To better serve visitors and protect the park, Federal and state laws and regulations have been put in place for everyone's enjoyment and safety. Below is a list of commonly asked regulation questions.
For more information please see the Superintendent's Compendium.
ProtectDo not destroy or collect natural or cultural resources in the park. For example, do not collect, damage, or destroy any plants, animals, rocks, artifacts, historic objects, driftwood, flowers, or pine cones.
You may harvest up to one gallon of berries for personal consumption.
Backcountry/Interior LakesTo prevent the spread of invasive species that can be found in other areas of the park, please note the following:
Pets are NOT allowed on park trails (except the Rainy Lake Recreation Trail) or in the backcountry. This rule is in place to protect park wildlife and your pet.
WildlifeDo not harass or feed wildlife. Observe wildlife quietly from a distance. Do not disturb wildlife, especially breeding or nesting birds, or adult animals with young.
HuntingHunting is not allowed.
Quiet Hours10:00 p.m. to 6:00 a.m
CampfiresUse a camp stove or build campfires in established metal fire rings only. Never leave a fire unattended. Drown and stir all campfires with water. If ashes are still warm to the touch, they may still start a fire. Collecting wood for campfires is allowed on if the wood is DEAD and DOWNED.

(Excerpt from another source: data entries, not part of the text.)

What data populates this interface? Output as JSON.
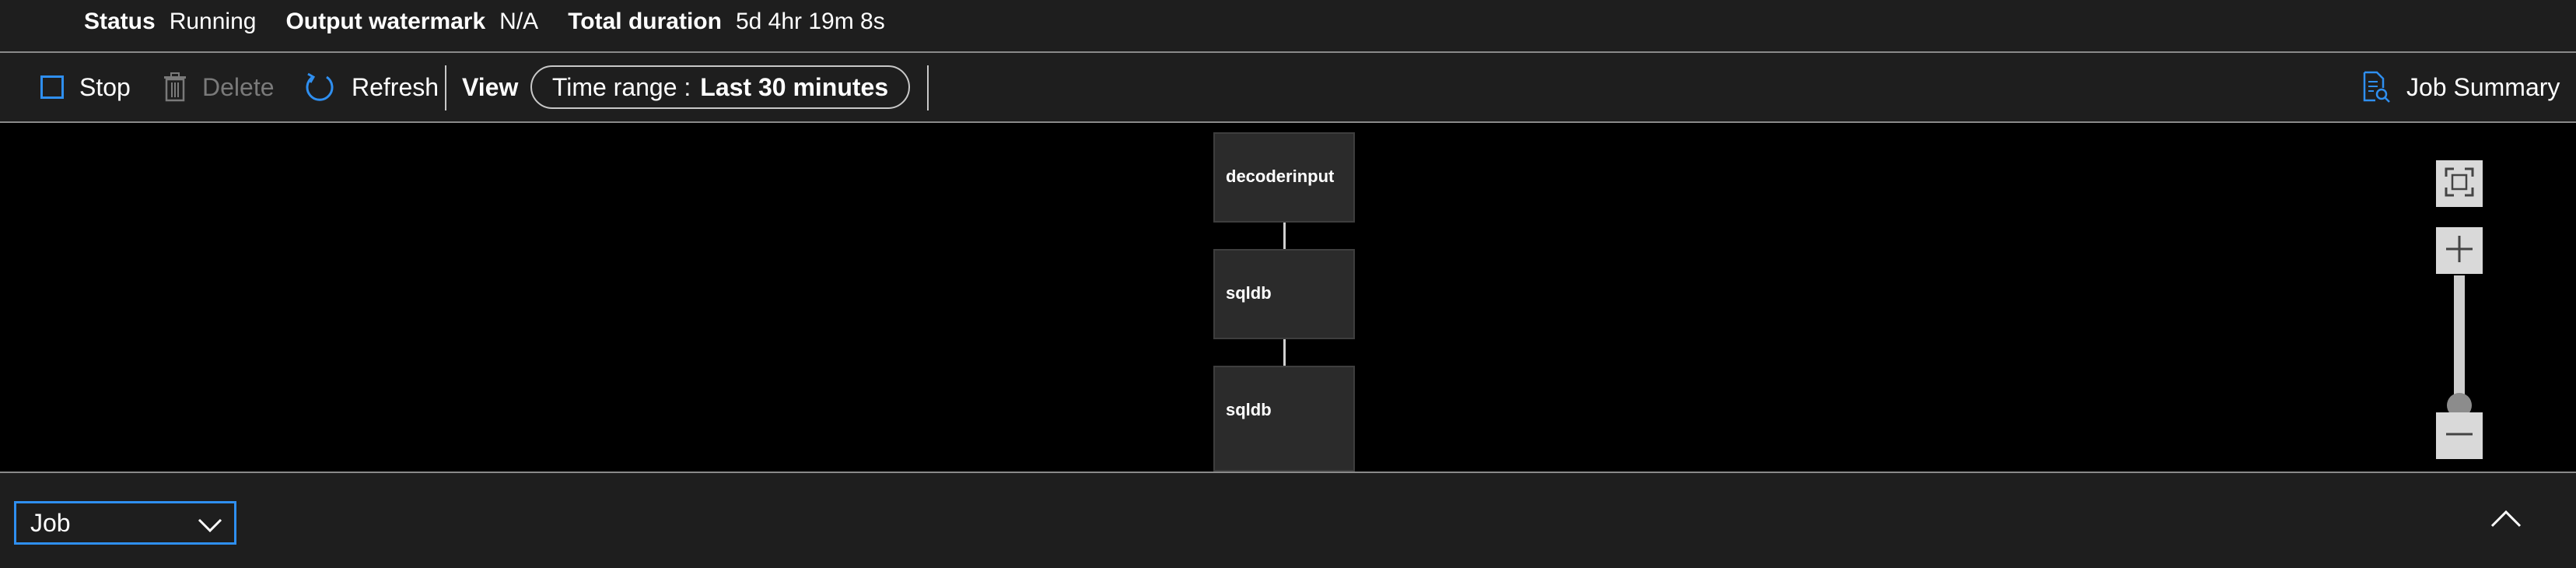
{
  "essentials": {
    "status_label": "Status",
    "status_value": "Running",
    "watermark_label": "Output watermark",
    "watermark_value": "N/A",
    "duration_label": "Total duration",
    "duration_value": "5d 4hr 19m 8s"
  },
  "toolbar": {
    "stop_label": "Stop",
    "delete_label": "Delete",
    "refresh_label": "Refresh",
    "view_label": "View",
    "time_range_label": "Time range :",
    "time_range_value": "Last 30 minutes",
    "job_summary_label": "Job Summary",
    "delete_enabled": false
  },
  "diagram": {
    "nodes": [
      {
        "label": "decoderinput"
      },
      {
        "label": "sqldb"
      },
      {
        "label": "sqldb"
      }
    ]
  },
  "zoom": {
    "fit_icon": "fit-to-screen-icon",
    "zoom_in_icon": "plus-icon",
    "zoom_out_icon": "minus-icon",
    "level_fraction": 0.1
  },
  "bottom": {
    "view_select_value": "Job",
    "collapse_icon": "chevron-up-icon"
  },
  "colors": {
    "accent": "#2f8ff0",
    "background": "#000000",
    "panel": "#1e1e1e"
  }
}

Do not cut down any tree in the park, living or dead, for firewood.
Chainsaws are prohibited except when being used to cut ice fishing holes.
Do not burn trash.

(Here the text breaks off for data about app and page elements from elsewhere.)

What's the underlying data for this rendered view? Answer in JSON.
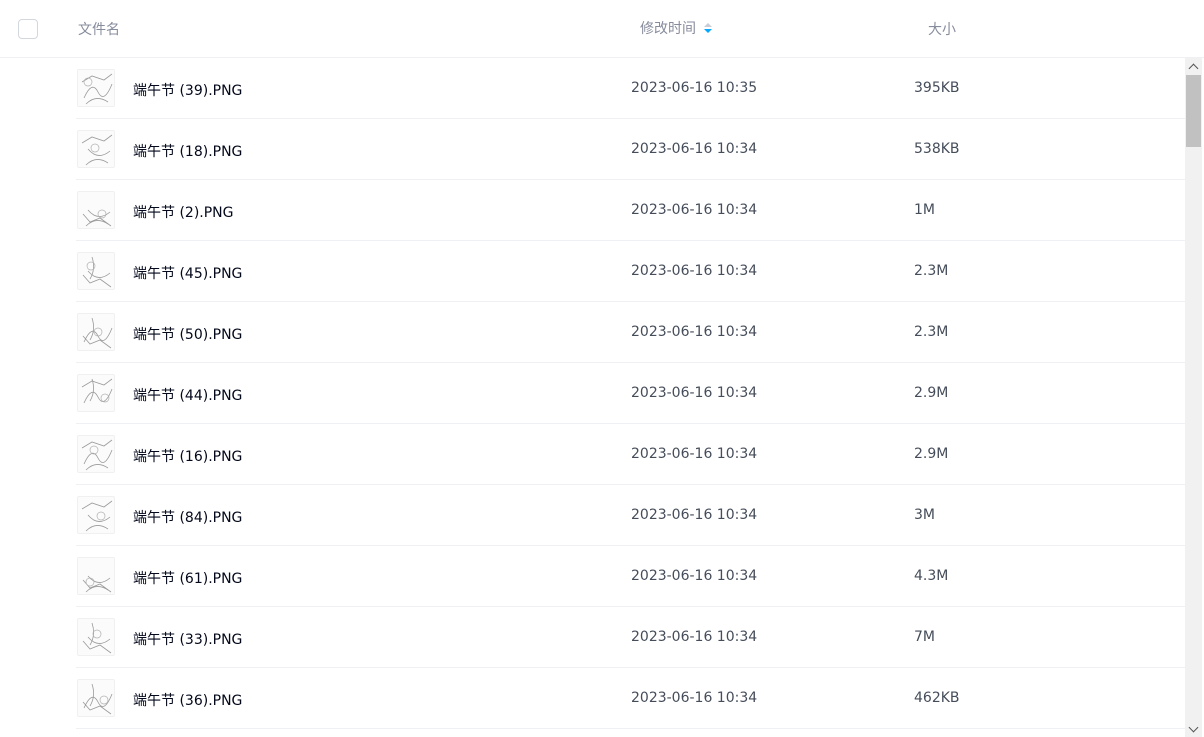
{
  "header": {
    "name_label": "文件名",
    "time_label": "修改时间",
    "size_label": "大小",
    "sort_icon": "sort-desc-icon",
    "accent_color": "#06a7ff"
  },
  "files": [
    {
      "name": "端午节 (39).PNG",
      "time": "2023-06-16 10:35",
      "size": "395KB"
    },
    {
      "name": "端午节 (18).PNG",
      "time": "2023-06-16 10:34",
      "size": "538KB"
    },
    {
      "name": "端午节 (2).PNG",
      "time": "2023-06-16 10:34",
      "size": "1M"
    },
    {
      "name": "端午节 (45).PNG",
      "time": "2023-06-16 10:34",
      "size": "2.3M"
    },
    {
      "name": "端午节 (50).PNG",
      "time": "2023-06-16 10:34",
      "size": "2.3M"
    },
    {
      "name": "端午节 (44).PNG",
      "time": "2023-06-16 10:34",
      "size": "2.9M"
    },
    {
      "name": "端午节 (16).PNG",
      "time": "2023-06-16 10:34",
      "size": "2.9M"
    },
    {
      "name": "端午节 (84).PNG",
      "time": "2023-06-16 10:34",
      "size": "3M"
    },
    {
      "name": "端午节 (61).PNG",
      "time": "2023-06-16 10:34",
      "size": "4.3M"
    },
    {
      "name": "端午节 (33).PNG",
      "time": "2023-06-16 10:34",
      "size": "7M"
    },
    {
      "name": "端午节 (36).PNG",
      "time": "2023-06-16 10:34",
      "size": "462KB"
    }
  ]
}
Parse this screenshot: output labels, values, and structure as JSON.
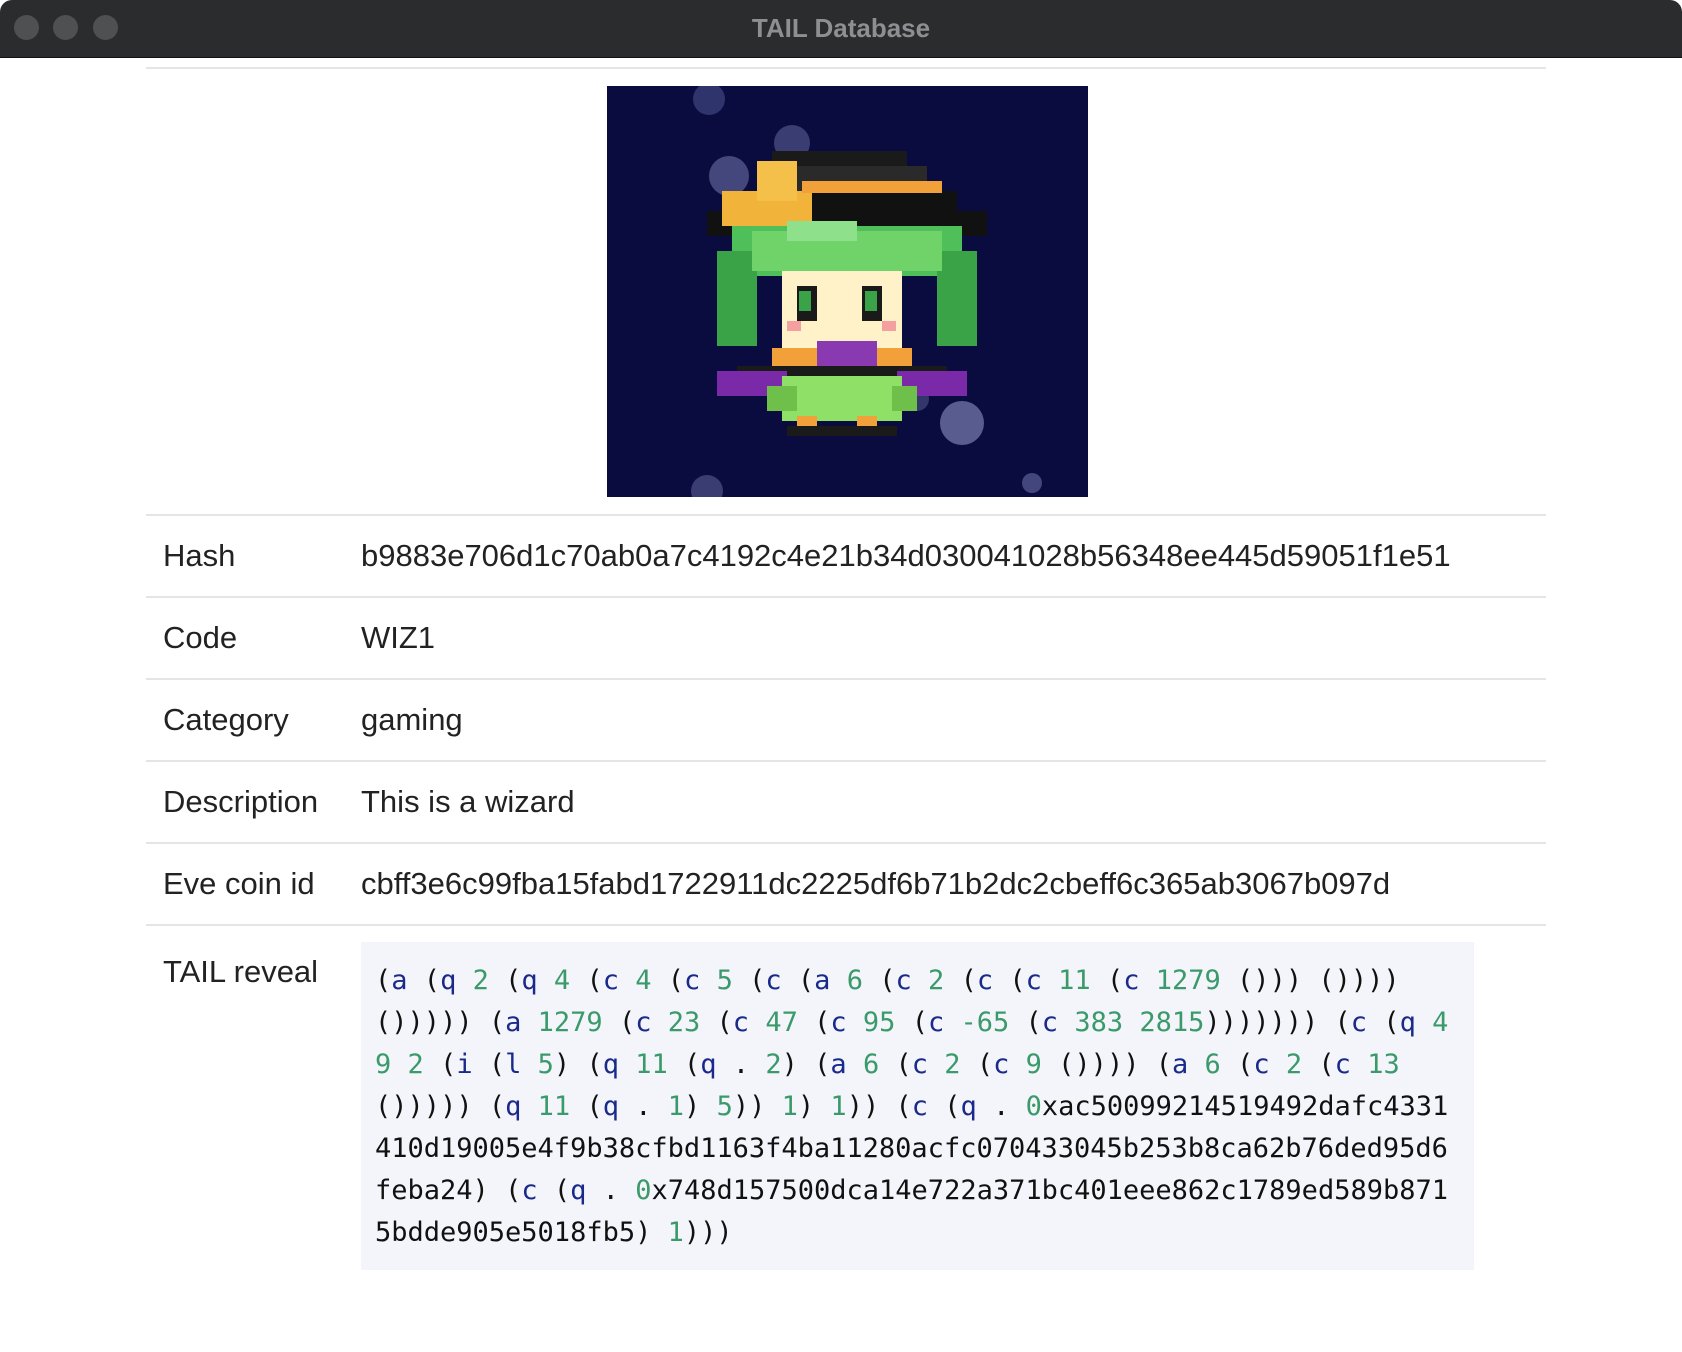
{
  "window": {
    "title": "TAIL Database"
  },
  "image": {
    "alt": "pixel-art wizard with green hair and black hat",
    "icon": "wizard-pixel-art",
    "background_color": "#0a0c40"
  },
  "details": {
    "hash": {
      "label": "Hash",
      "value": "b9883e706d1c70ab0a7c4192c4e21b34d030041028b56348ee445d59051f1e51"
    },
    "code": {
      "label": "Code",
      "value": "WIZ1"
    },
    "category": {
      "label": "Category",
      "value": "gaming"
    },
    "description": {
      "label": "Description",
      "value": "This is a wizard"
    },
    "eve_coin_id": {
      "label": "Eve coin id",
      "value": "cbff3e6c99fba15fabd1722911dc2225df6b71b2dc2cbeff6c365ab3067b097d"
    },
    "tail_reveal": {
      "label": "TAIL reveal",
      "value": "(a (q 2 (q 4 (c 4 (c 5 (c (a 6 (c 2 (c (c 11 (c 1279 ())) ()))) ())))) (a 1279 (c 23 (c 47 (c 95 (c -65 (c 383 2815))))))) (c (q 49 2 (i (l 5) (q 11 (q . 2) (a 6 (c 2 (c 9 ()))) (a 6 (c 2 (c 13 ())))) (q 11 (q . 1) 5)) 1) 1)) (c (q . 0xac50099214519492dafc4331410d19005e4f9b38cfbd1163f4ba11280acfc070433045b253b8ca62b76ded95d6feba24) (c (q . 0x748d157500dca14e722a371bc401eee862c1789ed589b8715bdde905e5018fb5) 1)))"
    }
  },
  "colors": {
    "titlebar": "#2a2c2e",
    "rule": "#e3e5e8",
    "code_bg": "#f4f5fb",
    "code_keyword": "#1a2a8a",
    "code_number": "#3a9a6a"
  }
}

Day UseVisitors may stop and enjoy Day Use sites throughout the park.
Visitors may not stay overnight at a Day Use site. These sites are marked with a picnic table icon on National Geographic Maps.
Amenities at these sites include a picnic table, fire ring, and privy.

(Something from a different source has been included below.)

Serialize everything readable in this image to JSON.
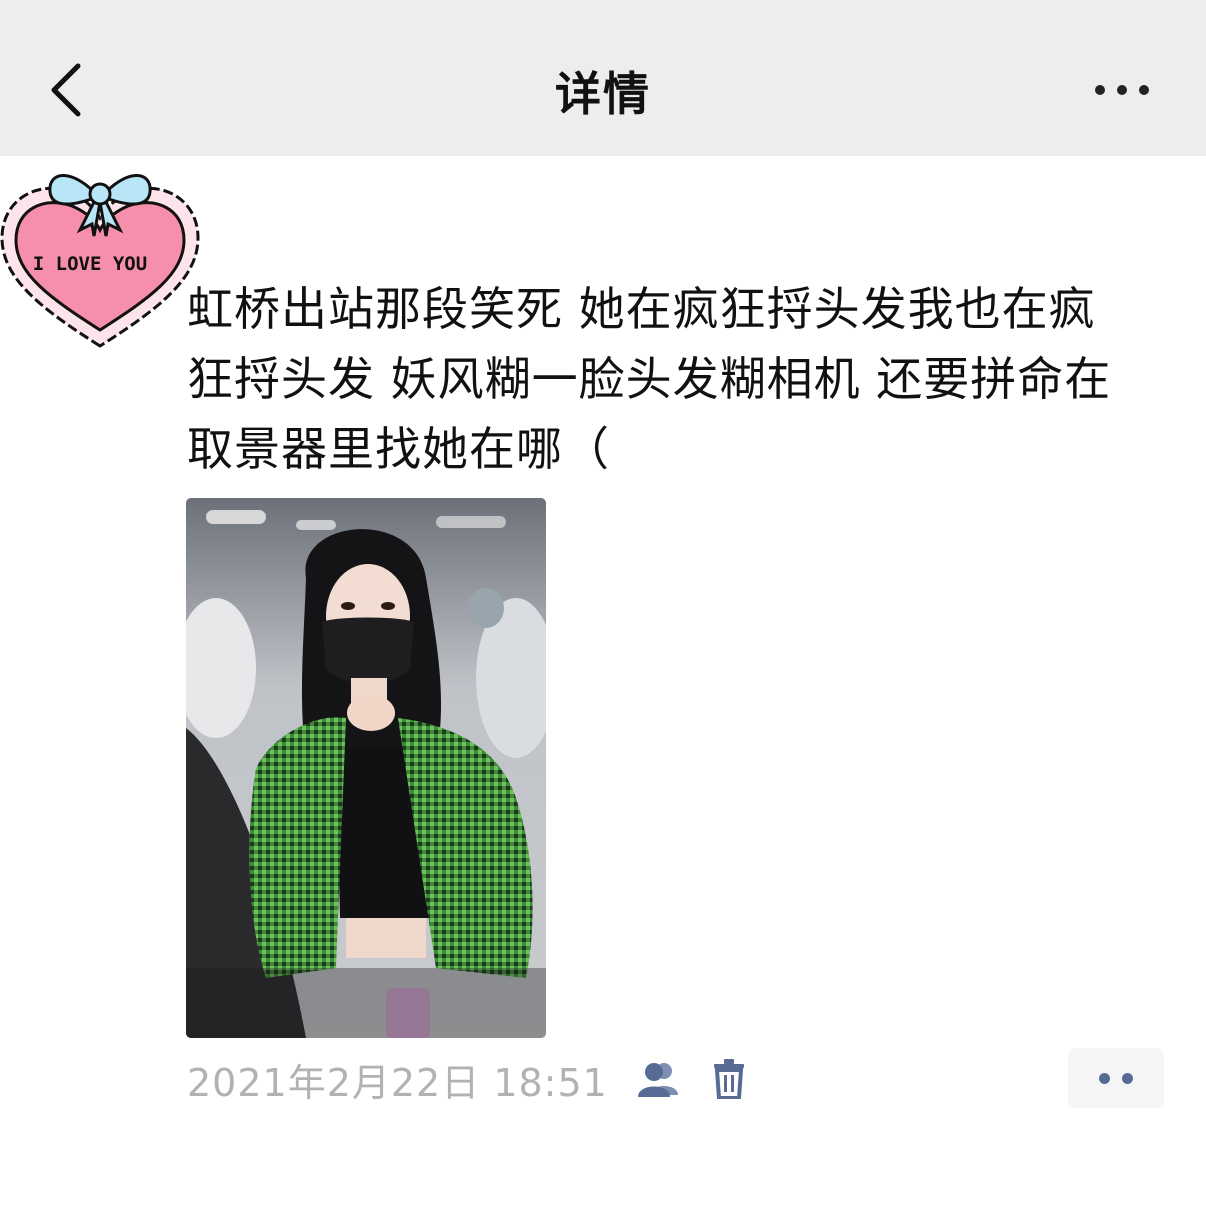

Day Use is allowed at reservable tent sites between the hours of noon and 2:00 p.m. only if the site is not occupied.
Day Use is not allowed at Houseboat sites.
Always remember to keep your distance when encountering a bear. Here's how you can have a safe and enjoyable visit:
Improperly stored food has drawn bears to campsites and houseboats, resulting in property damage and an increased risk to human safety.
Filleted FishWhen fishing in or traveling on Kabetogama, Namakan, Sand Point, and Rainy Lakes, you cannot possess filleted fish because these lakes are classified as experimental waters.
Minnesota fishing regulations state "when on or fishing experimental, special, border, or other waters with size restrictions different from the statewide regulations, all fish for which that regulation applies must have their heads, tails, fins, and skin intact."
If you are camping in the park and want to bring fish home, the fish must stay measurable until you reach the boat landing. There are two ways to do this:
Minnesota state law requires all watercraft (including canoes and kayaks) to have one wearable United States Coast Guard (USCG) approved personal flotation device (PFD) on board and accessible for each person.
The State of Minnesota requires all children under 10 years of age to wear a life jacket when in a recreational boat.
When swimming around or behind boats, always make certain engines and generators are turned off to prevent toxic gas exposure.
When moving, passengers should be seated. Riding on the bow or gunwale is prohibited.
EmergenciesCall 911, cellular phones may not work in the park, phones are located near all visitor centers, and park rangers monitor marine band 16 for emergencies during business hours.
Last updated: October 17, 2017